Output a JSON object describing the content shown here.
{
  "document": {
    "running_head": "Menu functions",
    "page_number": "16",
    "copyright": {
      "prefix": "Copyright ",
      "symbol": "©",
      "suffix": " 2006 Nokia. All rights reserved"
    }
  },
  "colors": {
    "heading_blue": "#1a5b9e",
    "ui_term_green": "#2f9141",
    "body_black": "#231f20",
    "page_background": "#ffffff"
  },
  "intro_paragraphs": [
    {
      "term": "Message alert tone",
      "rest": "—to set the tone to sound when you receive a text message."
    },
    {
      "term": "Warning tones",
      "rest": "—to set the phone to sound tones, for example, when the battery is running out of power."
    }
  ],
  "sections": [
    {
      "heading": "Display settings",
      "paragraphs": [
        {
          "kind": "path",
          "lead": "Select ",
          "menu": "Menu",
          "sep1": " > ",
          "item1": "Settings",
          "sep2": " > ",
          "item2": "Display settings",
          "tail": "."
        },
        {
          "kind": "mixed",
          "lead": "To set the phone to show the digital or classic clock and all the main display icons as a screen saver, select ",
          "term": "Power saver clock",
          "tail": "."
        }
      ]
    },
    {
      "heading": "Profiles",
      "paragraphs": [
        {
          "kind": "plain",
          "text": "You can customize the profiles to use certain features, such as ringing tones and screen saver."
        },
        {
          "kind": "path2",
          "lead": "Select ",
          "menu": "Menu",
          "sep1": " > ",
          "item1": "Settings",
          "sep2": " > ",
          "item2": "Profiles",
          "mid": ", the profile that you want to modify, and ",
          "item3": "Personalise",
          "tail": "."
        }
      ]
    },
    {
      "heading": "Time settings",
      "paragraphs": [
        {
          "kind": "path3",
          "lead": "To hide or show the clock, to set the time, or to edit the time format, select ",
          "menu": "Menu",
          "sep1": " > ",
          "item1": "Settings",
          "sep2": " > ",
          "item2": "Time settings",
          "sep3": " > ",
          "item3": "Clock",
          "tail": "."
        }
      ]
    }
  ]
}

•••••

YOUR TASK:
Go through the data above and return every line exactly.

RESPONSE BOX:
Output a JSON object describing the content shown here.
{
  "document": {
    "running_head": "Menu functions",
    "page_number": "16",
    "copyright": {
      "prefix": "Copyright ",
      "symbol": "©",
      "suffix": " 2006 Nokia. All rights reserved"
    }
  },
  "colors": {
    "heading_blue": "#1a5b9e",
    "ui_term_green": "#2f9141",
    "body_black": "#231f20",
    "page_background": "#ffffff"
  },
  "intro_paragraphs": [
    {
      "term": "Message alert tone",
      "rest": "—to set the tone to sound when you receive a text message."
    },
    {
      "term": "Warning tones",
      "rest": "—to set the phone to sound tones, for example, when the battery is running out of power."
    }
  ],
  "sections": [
    {
      "heading": "Display settings",
      "paragraphs": [
        {
          "kind": "path",
          "lead": "Select ",
          "menu": "Menu",
          "sep1": " > ",
          "item1": "Settings",
          "sep2": " > ",
          "item2": "Display settings",
          "tail": "."
        },
        {
          "kind": "mixed",
          "lead": "To set the phone to show the digital or classic clock and all the main display icons as a screen saver, select ",
          "term": "Power saver clock",
          "tail": "."
        }
      ]
    },
    {
      "heading": "Profiles",
      "paragraphs": [
        {
          "kind": "plain",
          "text": "You can customize the profiles to use certain features, such as ringing tones and screen saver."
        },
        {
          "kind": "path2",
          "lead": "Select ",
          "menu": "Menu",
          "sep1": " > ",
          "item1": "Settings",
          "sep2": " > ",
          "item2": "Profiles",
          "mid": ", the profile that you want to modify, and ",
          "item3": "Personalise",
          "tail": "."
        }
      ]
    },
    {
      "heading": "Time settings",
      "paragraphs": [
        {
          "kind": "path3",
          "lead": "To hide or show the clock, to set the time, or to edit the time format, select ",
          "menu": "Menu",
          "sep1": " > ",
          "item1": "Settings",
          "sep2": " > ",
          "item2": "Time settings",
          "sep3": " > ",
          "item3": "Clock",
          "tail": "."
        }
      ]
    }
  ]
}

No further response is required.